I think this could work on a TRI coffee mug or t-shirt. First, Yoda is great example of someone who’s aged successfully. He uses an assistive device. He is wise and powerful. Also, I think Yoda was wrong to devalue the act of trying. Trying matters. We may fail or succeed but what matters is that we try to solve the problems we see around us. When we do fail, we learn from the failure and try again.

Leave a comment

Filed under Yoda

Global Edmonton Article on WinterLab

Global Edmonton | Canadian scientists study snow slips and falls in winter laboratory

 

Slipping on ice or snow is a rite of passage in Canadian winters. But a group of scientists working in an ice-rink laboratory are looking into how to avoid those nasty wipe outs that leave us with sprained ankles, thrown backs and broken bones.
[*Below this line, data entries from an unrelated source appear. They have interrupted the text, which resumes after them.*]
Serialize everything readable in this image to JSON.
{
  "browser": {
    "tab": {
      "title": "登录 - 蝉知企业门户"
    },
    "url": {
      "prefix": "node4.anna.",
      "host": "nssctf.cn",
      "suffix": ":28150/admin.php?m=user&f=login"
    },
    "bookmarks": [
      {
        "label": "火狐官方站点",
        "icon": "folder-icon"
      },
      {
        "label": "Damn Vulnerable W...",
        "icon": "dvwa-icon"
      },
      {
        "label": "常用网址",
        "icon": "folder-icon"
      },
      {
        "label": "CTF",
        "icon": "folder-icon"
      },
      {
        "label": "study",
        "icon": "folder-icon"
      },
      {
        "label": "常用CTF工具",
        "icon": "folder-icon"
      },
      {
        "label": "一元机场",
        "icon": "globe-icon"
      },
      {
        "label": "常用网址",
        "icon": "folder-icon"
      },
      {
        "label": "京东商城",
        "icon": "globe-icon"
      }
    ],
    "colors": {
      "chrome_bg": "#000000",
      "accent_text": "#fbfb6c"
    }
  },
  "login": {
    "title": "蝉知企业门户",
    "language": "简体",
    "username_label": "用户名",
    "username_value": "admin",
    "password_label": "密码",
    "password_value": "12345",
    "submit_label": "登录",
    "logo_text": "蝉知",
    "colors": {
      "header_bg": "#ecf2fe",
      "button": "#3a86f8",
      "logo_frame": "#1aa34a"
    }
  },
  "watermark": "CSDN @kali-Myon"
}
In the WinterLab at Toronto Rehabilitation Institute, researchers don parkas, scarves and hats to brave subzero temperatures and walk on icy surfaces to see how Canadians can avoid falling.

 

Leave a comment

Filed under Media Coverage, Winter

Rick Mercer Visit

The Rick Mercer Report visited Toronto Rehab today. Rick took a scooter for a ride outside in the slush, walked up a snowy ramp, fell down some stairs in StairLab and steered a driving simulator. Here are some photos of his visit.

Rick Mercer

The following video shows Rick learning about the capabilities of StairLab.

Leave a comment

Filed under Visitors

Tim Giblin

Tim Giblin

Tim is a volunteer at Toronto Rehab and has helped out our team by doing tours of the lab for visitors for a number of years. He also happens to have been a patient here at Toronto Rehab. Tim shares his experience in the videos below recorded on February 14th, 2012 at the Allied Health Research Day.

Leave a comment

Filed under Patient Perspective

Geoff’s presents to a panel on health policy

This is a talk Geoff gave at a conference on health care policy in Ottawa in 2011. Geoff speaks at 28:20 and answers a question at 59:15. Unfortunately, the camera stays on Geoff rather than cutting to his slides, but if you’ve seen his other talk, you can imagine what he’s describing.

Leave a comment

Filed under Presentation

Overview

Geoff Fernie presents some of our team’s work at the Canadian Associating on Gerontology conference on Aging in a Changing World held in Oct 2012 at Simon Fraser University.

Leave a comment

Filed under About